Questioning the way of interacting with the world that I had known for so long left massive voids in my life. This was an identity and a culture I belonged to; a profession I planned my whole life around. I looked for new things to fill those voids; grasping on to anything that I thought would tell me who I was, and affirm that I was ok.
Rhodes and I both enjoy film and TV. Especially during the winter season, we often find ourselves exploring new shows, characters, and stories. Without a doubt there are some TERRIBLE kids programs out there (see "Caillou"). There are, however, some really decent ones that I can watch alongside him and not go completely insane. Rhodes is five years-old, and so the following are my top five picks of Netflix Originals for that age group.
Contrary to popular belief, your life doesn’t have to magically change the moment you have a kid. If it doesn’t happen for you, don’t sweat it. There was no magic the first time I looked in Nate’s eyes. Just terror. We had this person now, a person who relied on us for survival. Pretty soon, these nurses were going to be dumb enough to let us leave the hospital with this person. The first month was a blur. No sleep, lots of tears. There was no magic. My magic moment came a few years later.
Recently I had the opportunity to speak at CreativeMornings in Sacramento and during the Q & A, someone asked me what a “recovering evangelical” is—it’s a line in my bio, which had been read by the host when she introduced me. I’m embarrassed to say that I totally fumbled my answer. And I haven’t been able to stop thinking about it since. So...here is the beginning of my story. My truth. The only one I can tell.
My eyes slowly open like a quick fade-in at the beginning of a film. They focus on the window to the right. It’s still dark outside, but a slight tint of blue is in the sky as the sun slowly begins its ascent in the East. It’s quiet, which means I have once again awoken before my phone’s alarm has gone off.
We do the thing where we switch off between Thanksgiving and Christmas each year. This rotation has worked for us and helped expectations with our families. Want to know where we'll be spending Christmas in 2023? We can tell you. Problem solved (mostly).
I'm the 36 year old man sitting in the theater who starts tearing up when the Lucasfilm logo and "A long time ago, in a galaxy far, far away" appear on the screen.

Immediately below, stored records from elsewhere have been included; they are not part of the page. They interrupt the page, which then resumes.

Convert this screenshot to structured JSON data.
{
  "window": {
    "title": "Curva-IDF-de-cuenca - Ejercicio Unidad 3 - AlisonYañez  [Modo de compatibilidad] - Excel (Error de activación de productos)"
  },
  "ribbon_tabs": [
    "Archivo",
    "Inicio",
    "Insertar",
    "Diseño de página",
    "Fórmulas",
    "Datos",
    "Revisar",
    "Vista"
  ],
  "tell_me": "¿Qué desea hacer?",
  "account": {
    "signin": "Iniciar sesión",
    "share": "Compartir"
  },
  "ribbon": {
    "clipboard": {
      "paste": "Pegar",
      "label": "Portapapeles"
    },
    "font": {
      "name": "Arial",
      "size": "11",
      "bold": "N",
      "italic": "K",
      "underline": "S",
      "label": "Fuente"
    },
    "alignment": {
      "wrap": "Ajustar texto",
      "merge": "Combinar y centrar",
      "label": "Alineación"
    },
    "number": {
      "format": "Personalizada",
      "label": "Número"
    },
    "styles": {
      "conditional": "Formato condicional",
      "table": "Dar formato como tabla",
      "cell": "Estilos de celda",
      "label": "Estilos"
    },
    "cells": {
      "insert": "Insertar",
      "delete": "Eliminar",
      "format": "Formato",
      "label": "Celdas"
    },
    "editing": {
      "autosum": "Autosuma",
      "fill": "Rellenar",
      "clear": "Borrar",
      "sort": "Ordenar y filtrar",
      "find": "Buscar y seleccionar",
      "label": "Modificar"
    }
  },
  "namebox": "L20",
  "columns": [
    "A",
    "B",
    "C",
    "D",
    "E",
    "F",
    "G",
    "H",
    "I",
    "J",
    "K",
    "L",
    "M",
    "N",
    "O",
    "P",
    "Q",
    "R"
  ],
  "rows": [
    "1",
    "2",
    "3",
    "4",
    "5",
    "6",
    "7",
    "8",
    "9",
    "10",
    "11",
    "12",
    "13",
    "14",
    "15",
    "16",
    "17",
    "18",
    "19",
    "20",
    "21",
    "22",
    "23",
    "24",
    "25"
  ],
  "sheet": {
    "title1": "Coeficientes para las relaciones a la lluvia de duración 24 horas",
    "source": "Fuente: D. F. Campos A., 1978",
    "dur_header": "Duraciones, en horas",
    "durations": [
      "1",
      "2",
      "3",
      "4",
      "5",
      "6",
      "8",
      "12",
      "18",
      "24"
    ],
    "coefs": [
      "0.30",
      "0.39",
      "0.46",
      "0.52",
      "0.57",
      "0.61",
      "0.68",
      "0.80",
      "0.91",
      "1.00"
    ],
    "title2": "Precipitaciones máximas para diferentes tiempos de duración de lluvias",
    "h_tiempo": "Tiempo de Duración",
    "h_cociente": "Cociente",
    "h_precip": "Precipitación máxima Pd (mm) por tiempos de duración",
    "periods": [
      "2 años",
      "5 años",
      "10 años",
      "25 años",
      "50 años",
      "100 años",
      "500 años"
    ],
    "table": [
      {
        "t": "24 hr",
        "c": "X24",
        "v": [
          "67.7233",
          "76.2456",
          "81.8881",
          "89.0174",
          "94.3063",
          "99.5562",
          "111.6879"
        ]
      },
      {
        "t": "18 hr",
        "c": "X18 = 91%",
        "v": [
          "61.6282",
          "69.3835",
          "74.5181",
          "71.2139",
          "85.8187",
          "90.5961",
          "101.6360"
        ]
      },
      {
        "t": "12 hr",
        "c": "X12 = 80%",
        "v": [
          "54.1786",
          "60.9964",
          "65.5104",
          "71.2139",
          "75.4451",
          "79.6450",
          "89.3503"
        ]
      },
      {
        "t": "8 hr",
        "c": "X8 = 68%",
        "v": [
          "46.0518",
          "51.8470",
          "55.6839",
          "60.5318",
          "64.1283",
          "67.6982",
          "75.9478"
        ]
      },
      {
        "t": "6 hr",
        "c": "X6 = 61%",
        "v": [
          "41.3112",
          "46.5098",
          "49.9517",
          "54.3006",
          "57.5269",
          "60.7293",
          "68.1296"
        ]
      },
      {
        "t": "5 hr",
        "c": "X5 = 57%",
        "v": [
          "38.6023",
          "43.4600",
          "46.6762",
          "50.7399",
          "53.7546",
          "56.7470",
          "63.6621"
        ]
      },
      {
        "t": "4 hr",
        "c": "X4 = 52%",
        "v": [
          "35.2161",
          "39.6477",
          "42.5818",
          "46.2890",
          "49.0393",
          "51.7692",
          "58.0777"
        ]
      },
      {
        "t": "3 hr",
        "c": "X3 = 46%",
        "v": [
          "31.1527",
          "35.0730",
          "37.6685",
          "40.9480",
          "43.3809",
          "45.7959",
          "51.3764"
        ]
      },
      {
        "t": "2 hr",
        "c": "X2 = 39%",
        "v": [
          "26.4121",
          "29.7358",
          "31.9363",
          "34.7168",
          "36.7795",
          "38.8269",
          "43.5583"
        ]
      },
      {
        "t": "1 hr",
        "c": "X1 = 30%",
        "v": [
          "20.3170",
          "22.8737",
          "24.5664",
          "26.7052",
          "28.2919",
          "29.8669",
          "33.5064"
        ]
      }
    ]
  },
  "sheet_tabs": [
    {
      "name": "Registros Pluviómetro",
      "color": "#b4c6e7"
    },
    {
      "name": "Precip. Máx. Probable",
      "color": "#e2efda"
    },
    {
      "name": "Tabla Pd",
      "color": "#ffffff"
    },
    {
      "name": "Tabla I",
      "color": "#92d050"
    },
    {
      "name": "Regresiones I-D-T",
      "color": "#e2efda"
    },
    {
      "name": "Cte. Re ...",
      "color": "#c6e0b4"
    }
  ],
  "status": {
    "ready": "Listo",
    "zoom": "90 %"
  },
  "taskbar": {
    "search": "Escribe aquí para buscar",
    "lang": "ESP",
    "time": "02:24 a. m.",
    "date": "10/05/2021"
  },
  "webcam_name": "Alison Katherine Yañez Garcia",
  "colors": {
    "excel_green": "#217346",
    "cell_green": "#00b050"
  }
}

I'm not kidding, the other night as these screens faded into view, I turned to Samantha with tears running down my cheek and uttered:"I'm so invested in this story."
If there is one thing that I know about creativity, is that it is about turning chaos into order. It's putting poetry to the pain of addiction, pursuing solitude to quiet an inner rage, or helping a client organize fragmented ideas and forming a plan. There's even a very old story that talks about the beginning of the world, and the dark and formless void that was brought to order by divine presence. Fatherhood is full of chaotic moments and we have the daly choice to engage and create.
As the week wore on and my spirits continued to dwindle, I kept trying to figure out what I could do to fix the situation because it seemed as though this attitude is only directed towards me. Maybe it’s because I have to constantly punish her for her behavior after not seeing her all day? Maybe it’s another reason? Should I not smother her with hugs and kisses as soon as I walk through the door? Is it just a phase, or does she really not want anything to do with me right now?
Changing my diet has made all the difference in the world when it comes to managing Meniere’s Disease. A low sodium, dairy free diet is central and we have adopted all sorts of alternatives to sugar, caffeine, and remain gluten free (for the most part). I’m nowhere perfect when it comes to sticking to it a hundred percent of the time, but I’m so grateful for the work that Ann Boroch accomplished and Janna was able to experience and share with me.